REQUIRED WORK: Could you repeat the records below exactly, leaving out any pictures?

(Page and application data records)
⁂
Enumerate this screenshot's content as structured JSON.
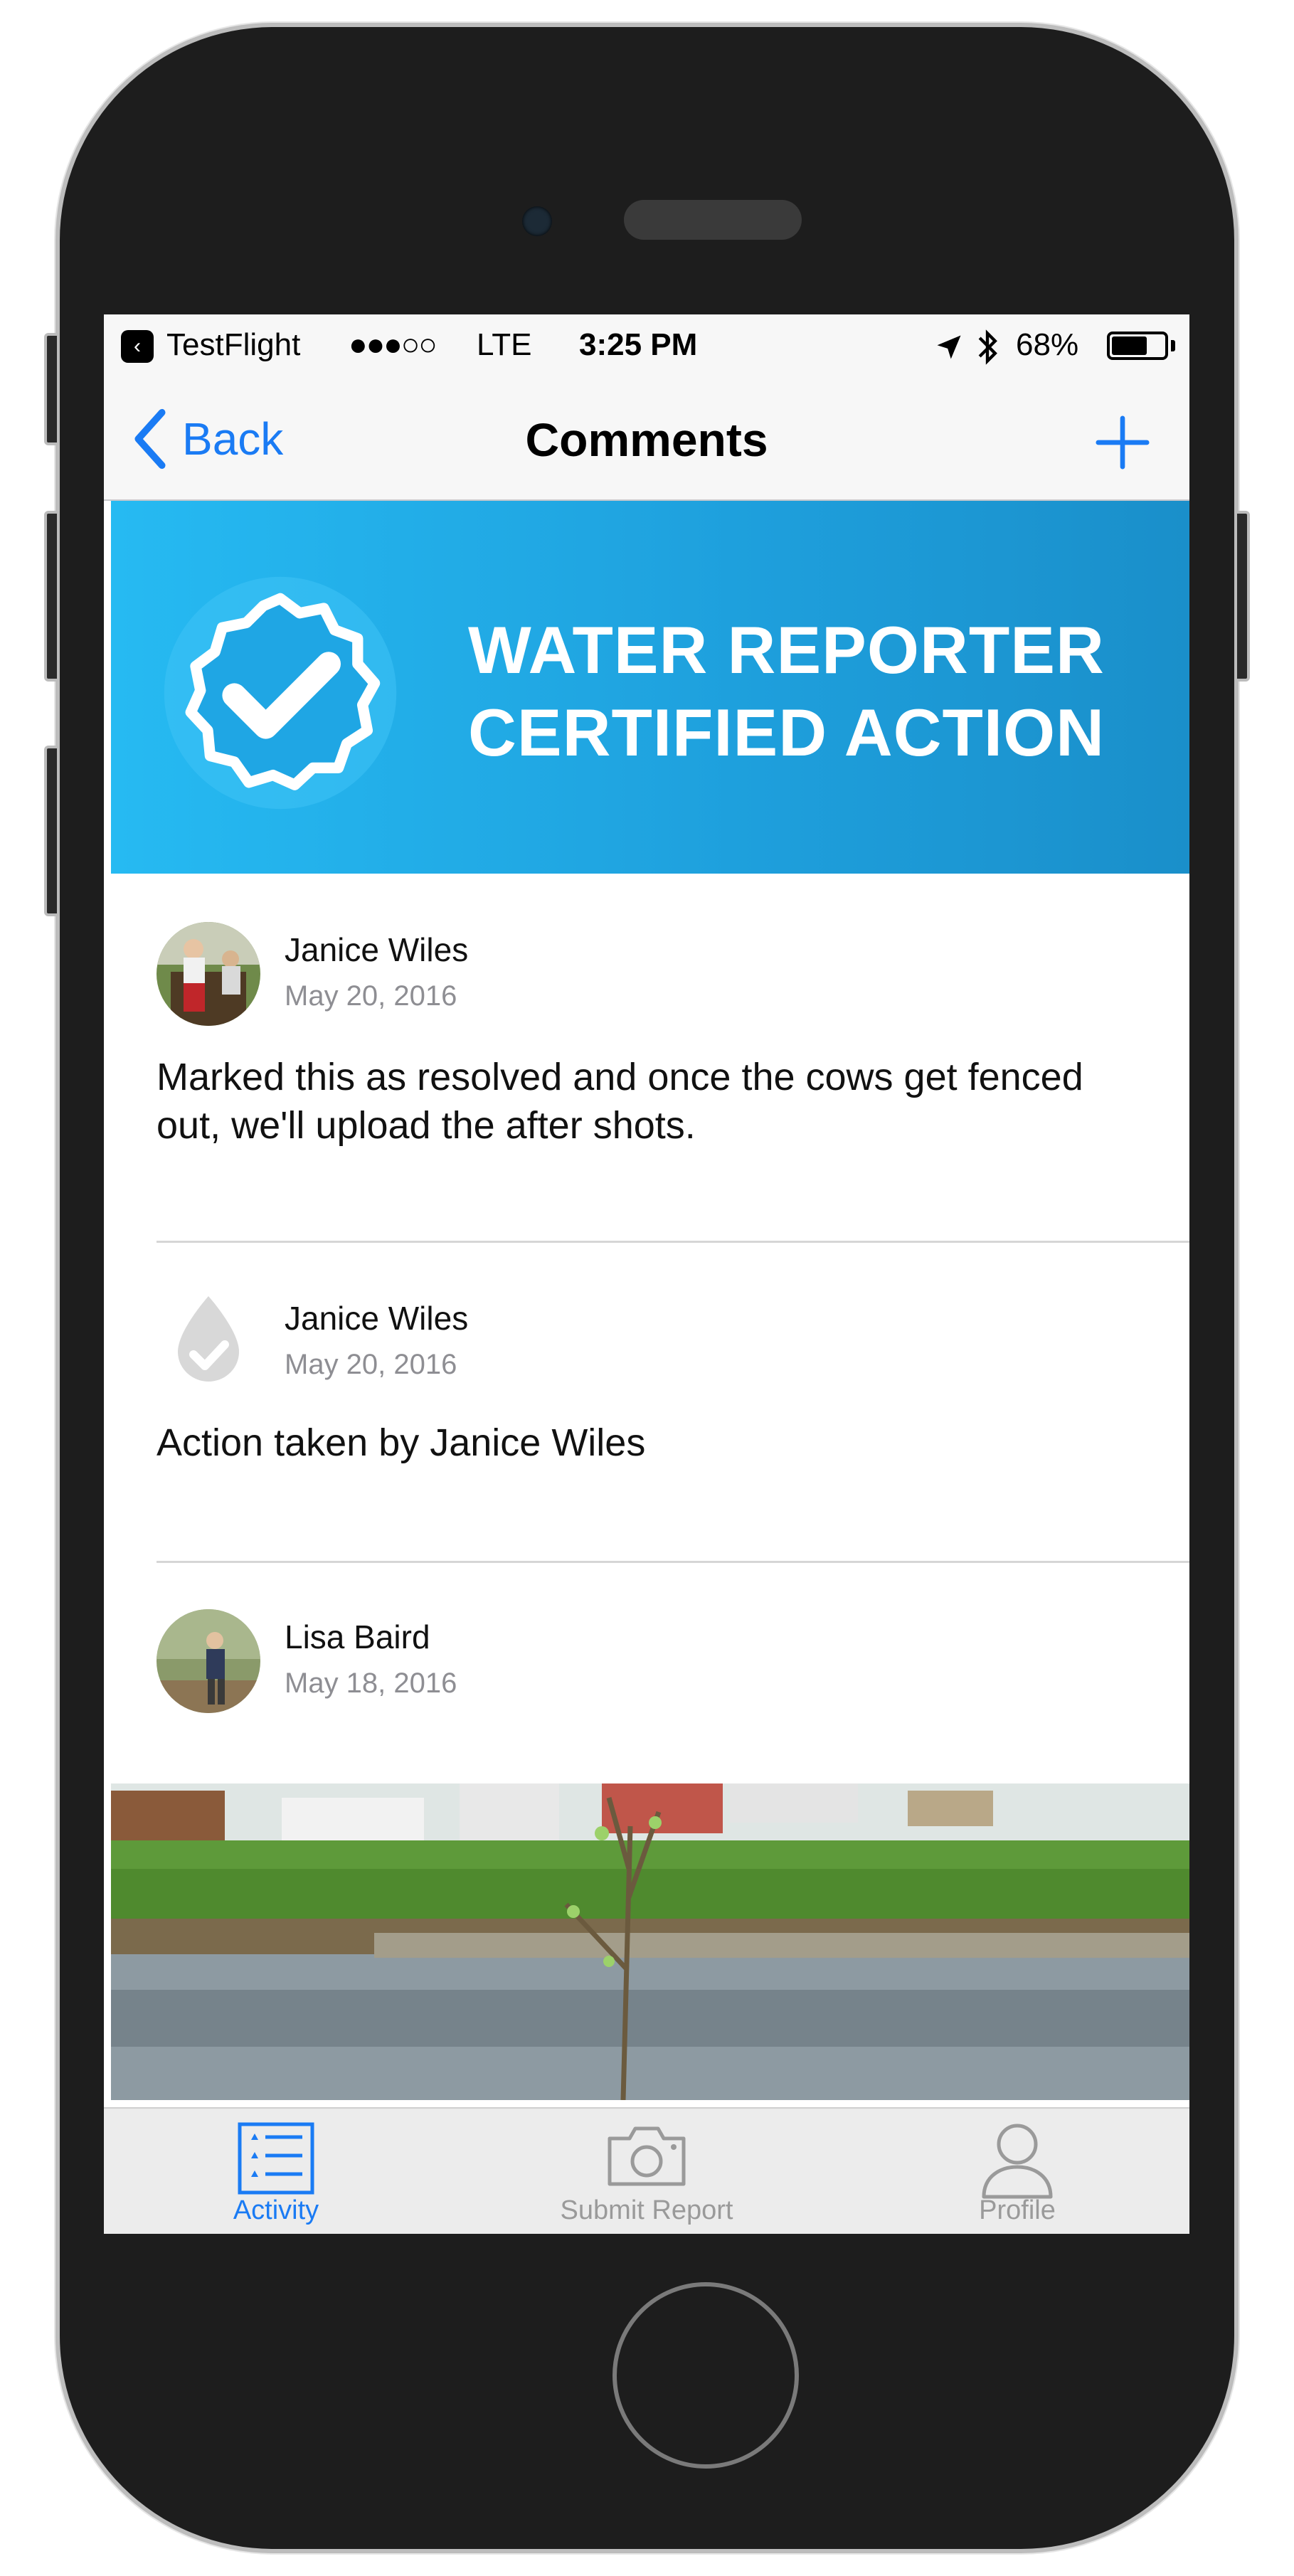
{
  "status_bar": {
    "carrier_app": "TestFlight",
    "signal": "●●●○○",
    "network": "LTE",
    "time": "3:25 PM",
    "battery_percent": "68%",
    "battery_level": 0.68
  },
  "nav": {
    "back_label": "Back",
    "title": "Comments"
  },
  "banner": {
    "line1": "WATER REPORTER",
    "line2": "CERTIFIED ACTION",
    "color": "#26baf2"
  },
  "comments": [
    {
      "author": "Janice Wiles",
      "date": "May 20, 2016",
      "text": "Marked this as resolved and once the cows get fenced out, we'll upload the after shots."
    },
    {
      "author": "Janice Wiles",
      "date": "May 20, 2016",
      "text": "Action taken by Janice Wiles"
    },
    {
      "author": "Lisa Baird",
      "date": "May 18, 2016"
    }
  ],
  "tabs": [
    {
      "label": "Activity",
      "icon": "list-icon",
      "active": true
    },
    {
      "label": "Submit Report",
      "icon": "camera-icon",
      "active": false
    },
    {
      "label": "Profile",
      "icon": "person-icon",
      "active": false
    }
  ],
  "colors": {
    "accent": "#1a7bf4",
    "inactive_tab": "#9a9a9a"
  }
}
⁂
ANSWER BELOW:
Enumerate this screenshot's content as structured JSON.
{
  "status_bar": {
    "carrier_app": "TestFlight",
    "signal": "●●●○○",
    "network": "LTE",
    "time": "3:25 PM",
    "battery_percent": "68%",
    "battery_level": 0.68
  },
  "nav": {
    "back_label": "Back",
    "title": "Comments"
  },
  "banner": {
    "line1": "WATER REPORTER",
    "line2": "CERTIFIED ACTION",
    "color": "#26baf2"
  },
  "comments": [
    {
      "author": "Janice Wiles",
      "date": "May 20, 2016",
      "text": "Marked this as resolved and once the cows get fenced out, we'll upload the after shots."
    },
    {
      "author": "Janice Wiles",
      "date": "May 20, 2016",
      "text": "Action taken by Janice Wiles"
    },
    {
      "author": "Lisa Baird",
      "date": "May 18, 2016"
    }
  ],
  "tabs": [
    {
      "label": "Activity",
      "icon": "list-icon",
      "active": true
    },
    {
      "label": "Submit Report",
      "icon": "camera-icon",
      "active": false
    },
    {
      "label": "Profile",
      "icon": "person-icon",
      "active": false
    }
  ],
  "colors": {
    "accent": "#1a7bf4",
    "inactive_tab": "#9a9a9a"
  }
}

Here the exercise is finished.